For either of these options, pick the stable OpenSUSE version, the pool doesn’t care whether the OS was CentOS or OpenSUSE, this was only relevant for trying to repair an installation. the btrfs file format/pool definition is not Linux distro dependent.

Hooverdan, I will install a Centos 9 VM to access data in the failed hard drive, then I will try to fix or be sure that is failed. After that, I will reinstall new opensuse distro and use at least 2 HDD. I think is the best for now

I believe CentOS9 does not have btrfs as a “thing” anymore (since Fedora deprecated it a while ago) but I might be wrong, otherwise you might need a custom built kernel for that. You could also just install a Leap OpenSUSE VM instead, where btrfs is the priority

Ok Thanks. I will install opensuse

1 Like

Hi Hooverdan, I tried to install OpenSuse on a VM and tried to connect the HDD on an IDE/Sata connector to a computer but Opensuse does not recognize the drive. Customer is really worried for data and needs to work with. We need to access that info. Any suggestions?

The issue can be that depending on how you’ve set up the VM (VirtualBox, KVM, VMWare, etc.) that it doesn’t pass through the drive info correctly for it to be recognized.
I assume, you used OpenSUSE with a Gnome or KDE desktop? Does it not recognize the drive at all, or is it like an “unknown device”?

If you have another physical box you can temporarily utilize, I would recommend to install the Rockstor stable version on a primary hard drive, then connect that data drive and see whether it is recognized that way, so you can access the data. Alternatively, you can try to install Rockstor on your VM instead and connect the HDD to it (like you did for OpenSUSE).


Dear friend, I already installed rockstor stable edition, as I am newbie on linux, I don’t know how to enable gui at opensuse and need some advices to attach the second drive that has the old rockstor partition and the data. Can you have any suggestion?

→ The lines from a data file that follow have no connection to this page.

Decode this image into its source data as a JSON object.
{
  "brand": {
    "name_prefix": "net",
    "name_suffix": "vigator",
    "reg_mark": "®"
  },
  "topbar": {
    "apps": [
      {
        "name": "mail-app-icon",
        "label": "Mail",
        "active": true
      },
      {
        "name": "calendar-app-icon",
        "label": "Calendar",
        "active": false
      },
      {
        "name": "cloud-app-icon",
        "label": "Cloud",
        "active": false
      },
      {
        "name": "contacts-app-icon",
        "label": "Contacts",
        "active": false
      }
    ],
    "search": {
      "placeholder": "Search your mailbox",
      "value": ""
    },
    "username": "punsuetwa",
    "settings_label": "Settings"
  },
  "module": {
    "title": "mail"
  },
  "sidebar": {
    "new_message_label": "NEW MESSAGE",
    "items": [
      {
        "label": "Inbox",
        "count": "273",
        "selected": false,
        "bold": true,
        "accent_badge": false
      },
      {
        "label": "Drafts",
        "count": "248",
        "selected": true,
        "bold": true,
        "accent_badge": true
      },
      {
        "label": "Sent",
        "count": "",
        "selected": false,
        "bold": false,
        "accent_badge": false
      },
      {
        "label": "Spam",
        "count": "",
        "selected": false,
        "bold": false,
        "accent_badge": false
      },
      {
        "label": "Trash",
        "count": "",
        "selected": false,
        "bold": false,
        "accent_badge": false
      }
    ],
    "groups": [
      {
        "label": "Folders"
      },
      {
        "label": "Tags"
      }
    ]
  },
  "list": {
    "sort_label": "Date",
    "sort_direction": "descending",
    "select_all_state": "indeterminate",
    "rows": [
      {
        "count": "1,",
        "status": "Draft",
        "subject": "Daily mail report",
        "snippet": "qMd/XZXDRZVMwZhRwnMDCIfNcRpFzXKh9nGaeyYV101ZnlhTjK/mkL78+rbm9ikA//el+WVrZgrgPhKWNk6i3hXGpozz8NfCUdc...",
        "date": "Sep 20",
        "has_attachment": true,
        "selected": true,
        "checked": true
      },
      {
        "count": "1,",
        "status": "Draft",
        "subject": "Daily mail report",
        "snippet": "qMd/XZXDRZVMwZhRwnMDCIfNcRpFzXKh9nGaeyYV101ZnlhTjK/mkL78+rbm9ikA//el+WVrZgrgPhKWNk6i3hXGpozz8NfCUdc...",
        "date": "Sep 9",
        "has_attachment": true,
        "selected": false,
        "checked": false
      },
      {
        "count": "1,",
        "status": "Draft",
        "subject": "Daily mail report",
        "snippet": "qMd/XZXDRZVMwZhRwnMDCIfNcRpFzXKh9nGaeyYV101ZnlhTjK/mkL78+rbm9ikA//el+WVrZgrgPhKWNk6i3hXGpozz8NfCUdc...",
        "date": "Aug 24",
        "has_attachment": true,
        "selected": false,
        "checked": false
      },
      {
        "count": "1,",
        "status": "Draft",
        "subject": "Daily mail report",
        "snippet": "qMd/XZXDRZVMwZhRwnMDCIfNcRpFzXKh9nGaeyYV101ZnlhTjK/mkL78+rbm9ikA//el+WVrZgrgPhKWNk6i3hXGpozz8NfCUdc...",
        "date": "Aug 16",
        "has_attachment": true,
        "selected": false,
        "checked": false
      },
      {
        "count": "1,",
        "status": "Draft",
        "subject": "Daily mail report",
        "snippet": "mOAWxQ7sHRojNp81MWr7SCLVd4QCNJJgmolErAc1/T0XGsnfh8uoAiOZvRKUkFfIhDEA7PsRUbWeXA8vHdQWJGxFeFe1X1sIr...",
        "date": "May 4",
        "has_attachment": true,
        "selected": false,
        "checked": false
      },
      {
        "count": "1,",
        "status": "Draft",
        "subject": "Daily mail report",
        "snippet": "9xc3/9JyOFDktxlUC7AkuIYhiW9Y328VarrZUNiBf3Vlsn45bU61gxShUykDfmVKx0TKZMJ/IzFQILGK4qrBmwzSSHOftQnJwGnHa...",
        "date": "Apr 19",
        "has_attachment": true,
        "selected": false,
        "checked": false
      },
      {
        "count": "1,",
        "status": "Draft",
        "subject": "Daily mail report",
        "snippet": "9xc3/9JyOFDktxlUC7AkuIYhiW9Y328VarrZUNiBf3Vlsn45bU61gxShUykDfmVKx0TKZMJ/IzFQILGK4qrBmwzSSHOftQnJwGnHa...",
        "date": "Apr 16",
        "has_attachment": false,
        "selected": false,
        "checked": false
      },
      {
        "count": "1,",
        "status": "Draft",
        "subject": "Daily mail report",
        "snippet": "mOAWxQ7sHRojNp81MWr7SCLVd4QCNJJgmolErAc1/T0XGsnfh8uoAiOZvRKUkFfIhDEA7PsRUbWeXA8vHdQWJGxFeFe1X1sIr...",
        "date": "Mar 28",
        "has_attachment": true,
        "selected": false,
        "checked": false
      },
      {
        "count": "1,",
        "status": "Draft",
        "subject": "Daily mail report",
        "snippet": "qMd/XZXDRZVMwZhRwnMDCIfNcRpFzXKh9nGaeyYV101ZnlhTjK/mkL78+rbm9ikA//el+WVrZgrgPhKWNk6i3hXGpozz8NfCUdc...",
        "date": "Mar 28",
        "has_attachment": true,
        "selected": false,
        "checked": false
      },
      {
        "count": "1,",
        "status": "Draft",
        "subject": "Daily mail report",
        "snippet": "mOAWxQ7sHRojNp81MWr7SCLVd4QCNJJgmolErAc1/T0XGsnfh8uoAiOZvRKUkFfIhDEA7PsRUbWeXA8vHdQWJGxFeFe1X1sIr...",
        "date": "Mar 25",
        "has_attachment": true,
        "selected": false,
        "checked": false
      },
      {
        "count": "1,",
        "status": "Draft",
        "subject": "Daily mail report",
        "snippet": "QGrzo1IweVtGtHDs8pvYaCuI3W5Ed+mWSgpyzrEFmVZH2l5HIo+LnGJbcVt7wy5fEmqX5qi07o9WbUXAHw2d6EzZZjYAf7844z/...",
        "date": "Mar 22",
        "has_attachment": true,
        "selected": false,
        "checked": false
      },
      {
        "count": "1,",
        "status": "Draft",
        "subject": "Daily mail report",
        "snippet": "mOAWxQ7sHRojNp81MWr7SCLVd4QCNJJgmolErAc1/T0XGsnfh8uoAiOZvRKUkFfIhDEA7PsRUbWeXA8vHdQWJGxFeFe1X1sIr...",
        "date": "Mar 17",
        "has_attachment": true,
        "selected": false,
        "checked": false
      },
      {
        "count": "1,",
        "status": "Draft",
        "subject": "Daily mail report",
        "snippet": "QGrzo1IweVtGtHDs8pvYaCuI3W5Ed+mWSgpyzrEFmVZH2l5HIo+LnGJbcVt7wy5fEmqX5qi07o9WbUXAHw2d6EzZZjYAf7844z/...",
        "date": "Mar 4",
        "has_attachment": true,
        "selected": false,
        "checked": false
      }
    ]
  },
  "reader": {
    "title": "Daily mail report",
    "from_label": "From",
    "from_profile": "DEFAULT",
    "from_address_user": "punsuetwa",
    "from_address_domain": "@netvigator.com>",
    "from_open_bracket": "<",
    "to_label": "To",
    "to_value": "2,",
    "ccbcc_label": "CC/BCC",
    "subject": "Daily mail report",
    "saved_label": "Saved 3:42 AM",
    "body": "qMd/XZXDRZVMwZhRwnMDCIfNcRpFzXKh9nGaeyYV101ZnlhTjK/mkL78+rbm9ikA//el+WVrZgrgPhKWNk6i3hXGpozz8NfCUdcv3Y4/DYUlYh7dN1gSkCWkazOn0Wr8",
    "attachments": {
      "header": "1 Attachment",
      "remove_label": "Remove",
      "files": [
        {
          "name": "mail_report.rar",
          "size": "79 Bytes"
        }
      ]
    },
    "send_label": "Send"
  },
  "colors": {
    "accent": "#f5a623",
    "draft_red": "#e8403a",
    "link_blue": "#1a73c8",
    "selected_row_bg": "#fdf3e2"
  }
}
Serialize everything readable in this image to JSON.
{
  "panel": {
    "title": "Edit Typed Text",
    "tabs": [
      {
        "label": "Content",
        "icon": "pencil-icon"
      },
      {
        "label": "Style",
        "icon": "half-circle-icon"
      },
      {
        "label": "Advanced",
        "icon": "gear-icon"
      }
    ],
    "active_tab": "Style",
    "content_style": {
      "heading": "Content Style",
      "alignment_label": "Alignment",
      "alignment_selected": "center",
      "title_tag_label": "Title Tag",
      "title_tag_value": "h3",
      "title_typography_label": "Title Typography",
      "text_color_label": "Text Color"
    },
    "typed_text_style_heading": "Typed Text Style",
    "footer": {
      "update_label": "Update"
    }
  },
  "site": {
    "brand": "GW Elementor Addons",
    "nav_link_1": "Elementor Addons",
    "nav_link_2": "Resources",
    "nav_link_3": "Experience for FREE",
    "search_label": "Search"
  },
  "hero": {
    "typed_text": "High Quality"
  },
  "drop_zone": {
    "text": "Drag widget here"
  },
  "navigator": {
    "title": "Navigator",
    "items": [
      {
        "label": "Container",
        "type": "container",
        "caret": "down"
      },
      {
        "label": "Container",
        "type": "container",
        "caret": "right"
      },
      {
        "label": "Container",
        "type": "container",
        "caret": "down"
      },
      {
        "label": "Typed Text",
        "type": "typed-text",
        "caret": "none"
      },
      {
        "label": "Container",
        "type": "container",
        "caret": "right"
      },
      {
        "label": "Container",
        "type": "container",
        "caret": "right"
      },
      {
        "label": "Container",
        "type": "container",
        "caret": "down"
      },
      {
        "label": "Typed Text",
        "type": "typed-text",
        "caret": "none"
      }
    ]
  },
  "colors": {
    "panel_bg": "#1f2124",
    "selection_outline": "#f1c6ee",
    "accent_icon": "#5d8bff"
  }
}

Ok, let me know if I understand you correctly:

  • you installed Rockstor stable edition on a VM and you can access the Rockstor WebUI using a browser?
  • the physical drive with the old rockstor is connected (i.e. plugged into a SATA port) to the system where you are hosting the VM?
  • the VM “knows” about the attached drive (in the VM settings, depending on which virtualization software you are using)?
  • the Rockstor WebUI does not display that attached old Rockstor drive, after you rebooted the VM and logged back into the Rockstor WebUI?

Or is the setup now different?

Well, customer, bought a new hard driver this morning, so I used that new drive to install rockstor

Well I already got into the rockstor new installation and I see the sdb4 (Old drive) that if were connected, how can I check if data is ok?

1 Like

That’s good news, if you can see sdb4, in the Rockstor WebUI you should be able to import the data pool that’s sitting on that device:

look at this section of the documentation:

Once that is complete, it should also show the available shares that were created (maybe it’s only one, may be it’s multiple) in the Shares section of the Rockstor WebUI.

Now you can create a SMB export (using the WebUI once again), and connect to it from, say, a Windows machine:

You should then be able to pull off the data from there

Finally, as usual (and that doesn’t go for a Rockstor setup exclusively, but should be part of any setup with a NAS) see whether you can set up a backup solution for your customer to ensure critical data is not lost through hardware or other failures.